In today’s dynamic threat landscape, IT teams are inundated with security alerts, making security operations difficult to manage without the use of automation. After all, the amount of malware and ransomware being injected into enterprise infrastructure is exponentially higher than the threat detection and response measures most organizations have in place.
At the same time, machines can struggle with gray areas and generate false positives. As such, organizations cannot rely solely on automation tools to handle all security operations. When used in isolation, both human resources and automation have their weaknesses, but when combined, their strengths complement each other.
Automation, human, or hybrid: The right approach for each stage of security
To understand where automation and human intelligence fit into security operations, it’s important to get a picture of each stage of the security lifecycle, from detecting a cyber attack to recovering and strengthening defenses.
The goal of the detection stage is to quickly formulate a response strategy based on situational awareness and threat impact, potential scope of compromise, and the damage that the threat can cause.
The old way
Traditionally, security analysts within an organization would review all the alerts being generated from different security platforms, correlate the information to build a complete picture of every potential threat, and triage and assign priorities.
Unfortunately, this process is prone to human error and inconsistencies, is time-consuming, and increases the likelihood of high-severity threats being overlooked.
A new way
The advanced capabilities of today’s threat analytics and intelligence technologies allow you to detect millions of threats faster and more accurately. You can aggregate threat data from multiple sources automatically and gain additional context and information on threats. For example, with Cisco’s SecureX, you’ll see a wealth of threat data centralized in seconds.
To handle threats even quicker, you need to pair automation with human investigation and validation. Automation’s role is to deliver relevant high-context threat alerts and help analysts more efficiently validate, investigate, contain, and eradicate threats across your organization’s network, cloud, and endpoints.
SecureX gives your security team the data and tools to investigate threats and take appropriate action, within a single console. Cisco also offers a completely managed service in our Managed Detection and Response (MDR) offer. With MDR, you can leverage Cisco’s top security experts who perform the investigation and analysis for you.
Once a threat has been detected and investigated, an analyst or investigator initiates threat containment. Bear in mind, the longer a threat remains active within an organization, the greater the risk of critical damage. Last year, the industry average time to detect and contain a threat was 73 days.
By comparison, the mean time to contain a threat is four hours with Cisco MDR. This is because MDR brings together Cisco’s cutting-edge security technology, threat intelligence, and investigative expertise to resolve threats fast.
Response methods depend on the type and scope of the threat.
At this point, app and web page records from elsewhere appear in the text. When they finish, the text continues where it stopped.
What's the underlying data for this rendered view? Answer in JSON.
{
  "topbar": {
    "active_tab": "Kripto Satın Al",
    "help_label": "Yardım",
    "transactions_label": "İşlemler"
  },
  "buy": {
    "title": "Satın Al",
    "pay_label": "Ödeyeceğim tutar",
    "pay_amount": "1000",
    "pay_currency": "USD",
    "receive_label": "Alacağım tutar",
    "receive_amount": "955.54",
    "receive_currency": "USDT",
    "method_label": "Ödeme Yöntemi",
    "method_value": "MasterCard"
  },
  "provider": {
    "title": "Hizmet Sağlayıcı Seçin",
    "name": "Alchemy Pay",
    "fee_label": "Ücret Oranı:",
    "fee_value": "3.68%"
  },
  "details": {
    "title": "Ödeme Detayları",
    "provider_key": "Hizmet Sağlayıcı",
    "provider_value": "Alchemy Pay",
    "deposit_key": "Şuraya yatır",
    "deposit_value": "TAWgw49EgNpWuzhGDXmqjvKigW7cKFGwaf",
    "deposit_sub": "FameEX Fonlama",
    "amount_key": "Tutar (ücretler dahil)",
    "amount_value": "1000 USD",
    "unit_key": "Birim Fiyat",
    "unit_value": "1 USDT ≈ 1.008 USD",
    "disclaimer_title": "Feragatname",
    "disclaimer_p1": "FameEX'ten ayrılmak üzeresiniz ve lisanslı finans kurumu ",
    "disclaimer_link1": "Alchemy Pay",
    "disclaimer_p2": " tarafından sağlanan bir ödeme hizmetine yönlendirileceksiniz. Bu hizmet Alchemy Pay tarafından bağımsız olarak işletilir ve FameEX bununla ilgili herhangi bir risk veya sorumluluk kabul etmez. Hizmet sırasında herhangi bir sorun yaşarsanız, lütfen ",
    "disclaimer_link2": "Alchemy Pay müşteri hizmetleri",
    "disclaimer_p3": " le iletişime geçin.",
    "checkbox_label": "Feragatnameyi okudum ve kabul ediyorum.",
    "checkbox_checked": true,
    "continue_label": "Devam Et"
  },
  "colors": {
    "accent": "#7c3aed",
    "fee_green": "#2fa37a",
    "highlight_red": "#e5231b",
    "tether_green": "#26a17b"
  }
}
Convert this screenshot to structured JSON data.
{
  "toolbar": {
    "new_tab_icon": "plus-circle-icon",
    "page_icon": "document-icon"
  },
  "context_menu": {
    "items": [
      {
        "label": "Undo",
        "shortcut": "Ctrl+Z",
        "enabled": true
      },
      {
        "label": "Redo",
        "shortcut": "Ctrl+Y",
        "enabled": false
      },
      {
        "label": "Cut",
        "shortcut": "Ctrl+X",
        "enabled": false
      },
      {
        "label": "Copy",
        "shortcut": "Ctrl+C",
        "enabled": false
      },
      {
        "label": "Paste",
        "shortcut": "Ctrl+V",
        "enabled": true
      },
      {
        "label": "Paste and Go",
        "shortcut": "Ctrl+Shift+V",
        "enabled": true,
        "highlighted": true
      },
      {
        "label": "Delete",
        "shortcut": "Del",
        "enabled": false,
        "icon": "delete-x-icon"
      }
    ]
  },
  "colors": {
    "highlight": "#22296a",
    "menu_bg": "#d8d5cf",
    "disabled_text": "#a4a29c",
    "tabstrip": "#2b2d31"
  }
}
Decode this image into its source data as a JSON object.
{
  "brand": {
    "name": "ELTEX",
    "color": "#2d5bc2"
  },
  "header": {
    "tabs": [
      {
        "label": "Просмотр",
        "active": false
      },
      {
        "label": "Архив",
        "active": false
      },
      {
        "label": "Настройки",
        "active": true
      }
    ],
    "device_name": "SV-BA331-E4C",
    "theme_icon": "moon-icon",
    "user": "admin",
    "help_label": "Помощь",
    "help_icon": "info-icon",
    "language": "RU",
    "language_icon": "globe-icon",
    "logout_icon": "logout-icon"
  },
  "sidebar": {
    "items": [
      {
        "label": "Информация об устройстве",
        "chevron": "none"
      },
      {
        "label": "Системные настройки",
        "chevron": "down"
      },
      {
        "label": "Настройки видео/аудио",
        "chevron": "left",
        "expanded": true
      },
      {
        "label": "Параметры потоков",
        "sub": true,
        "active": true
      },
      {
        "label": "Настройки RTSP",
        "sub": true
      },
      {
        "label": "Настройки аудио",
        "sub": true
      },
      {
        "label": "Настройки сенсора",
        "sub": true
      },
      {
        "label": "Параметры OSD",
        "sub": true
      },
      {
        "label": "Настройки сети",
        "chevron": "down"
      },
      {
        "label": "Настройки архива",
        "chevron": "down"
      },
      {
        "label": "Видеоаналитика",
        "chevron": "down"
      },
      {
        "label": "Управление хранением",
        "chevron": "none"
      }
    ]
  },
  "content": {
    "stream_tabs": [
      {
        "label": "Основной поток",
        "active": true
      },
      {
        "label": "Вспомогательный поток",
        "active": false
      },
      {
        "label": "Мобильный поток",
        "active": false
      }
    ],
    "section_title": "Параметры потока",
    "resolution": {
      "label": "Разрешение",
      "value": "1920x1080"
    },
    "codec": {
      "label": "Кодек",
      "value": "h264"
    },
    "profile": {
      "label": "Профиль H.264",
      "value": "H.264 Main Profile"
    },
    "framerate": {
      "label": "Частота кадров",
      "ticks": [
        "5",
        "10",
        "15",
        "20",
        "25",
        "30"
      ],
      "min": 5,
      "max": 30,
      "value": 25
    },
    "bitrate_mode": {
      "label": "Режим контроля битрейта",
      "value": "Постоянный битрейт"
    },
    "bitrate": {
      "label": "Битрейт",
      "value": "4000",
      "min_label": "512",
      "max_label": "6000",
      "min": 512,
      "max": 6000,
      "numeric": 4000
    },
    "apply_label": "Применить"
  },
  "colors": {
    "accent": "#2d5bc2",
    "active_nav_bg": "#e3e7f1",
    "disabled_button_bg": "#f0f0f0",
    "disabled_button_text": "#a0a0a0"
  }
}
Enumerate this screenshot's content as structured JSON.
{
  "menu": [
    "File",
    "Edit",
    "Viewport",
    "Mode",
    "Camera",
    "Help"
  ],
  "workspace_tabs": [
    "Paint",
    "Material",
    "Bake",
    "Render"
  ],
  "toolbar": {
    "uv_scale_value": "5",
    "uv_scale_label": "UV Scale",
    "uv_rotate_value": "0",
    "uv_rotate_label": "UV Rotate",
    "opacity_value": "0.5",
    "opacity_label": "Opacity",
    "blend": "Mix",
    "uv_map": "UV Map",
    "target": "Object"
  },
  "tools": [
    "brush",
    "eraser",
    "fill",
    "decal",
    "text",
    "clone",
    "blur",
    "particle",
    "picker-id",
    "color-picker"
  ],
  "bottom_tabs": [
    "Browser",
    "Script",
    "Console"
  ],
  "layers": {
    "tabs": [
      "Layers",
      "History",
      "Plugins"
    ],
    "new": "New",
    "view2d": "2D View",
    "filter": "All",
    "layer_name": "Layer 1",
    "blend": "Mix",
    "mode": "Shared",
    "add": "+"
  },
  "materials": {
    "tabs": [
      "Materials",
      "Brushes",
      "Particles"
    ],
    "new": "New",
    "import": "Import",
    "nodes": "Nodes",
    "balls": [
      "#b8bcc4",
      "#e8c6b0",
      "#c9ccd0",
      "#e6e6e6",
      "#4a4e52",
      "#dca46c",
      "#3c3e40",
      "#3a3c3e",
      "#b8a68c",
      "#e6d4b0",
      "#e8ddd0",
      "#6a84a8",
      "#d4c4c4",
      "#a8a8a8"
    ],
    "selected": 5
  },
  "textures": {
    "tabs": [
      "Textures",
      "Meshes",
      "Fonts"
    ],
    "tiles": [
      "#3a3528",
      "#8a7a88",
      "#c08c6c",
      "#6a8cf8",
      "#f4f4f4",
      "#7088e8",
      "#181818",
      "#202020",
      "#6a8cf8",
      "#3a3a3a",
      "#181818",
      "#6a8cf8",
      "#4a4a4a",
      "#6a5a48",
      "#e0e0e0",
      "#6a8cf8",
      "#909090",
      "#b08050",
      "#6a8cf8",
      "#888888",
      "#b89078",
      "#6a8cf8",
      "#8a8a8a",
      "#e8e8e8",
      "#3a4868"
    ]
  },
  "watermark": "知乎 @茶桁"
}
Some of these can be automated for faster results, such as quarantining a host or blocking a domain.
However, sophisticated cyber attacks require a more sophisticated approach. That’s why your platforms should be configured so IT or SecOps personnel can sanction responses depending on the type of threat detected.
In cases where the threat (e.g. a Distributed Denial of Service attack) has disrupted operations, the security lifecycle continues to the recovery stage.
Organizations should enact recovery procedures depending on the type of attack they’re dealing with – for example, ransomware, which holds an organization’s assets hostage until payment is received, might require full restoration of files from backups stored in different sites.
This stage requires a combination of human judgment – deciding on the best course of action based on the threat and business continuity – and automated disaster recovery tools.
In cases where there’s a breach, organizations using MDR’s Incident Response option can access around-the-clock Cisco resources, including Talos Incident Response.
After a security breach, it’s also important to conduct a post-mortem to determine where defenses need to be further strengthened and to evaluate the effectiveness of your existing response plan, making amendments where necessary. The Cisco Incident Response option also can help an organization assess current capabilities and pro-actively plan for a breach, as well as respond if one occurs.
Find a partner that combines automation and expertise
The use of automation to augment human intelligence, as opposed to replacing it, can have a powerful impact on the effectiveness of an organization’s cybersecurity posture.
However, the lack of cybersecurity professionals in the market remains a challenge for organizations, making it more difficult for them to research and analyze threats.
In light of these challenges, turning to a vendor that combines automation and trusted expertise is the best choice for many businesses today.
Learn how Cisco MDR can advance your security operations and give you the freedom to focus on what matters most to your organization. Get in touch today.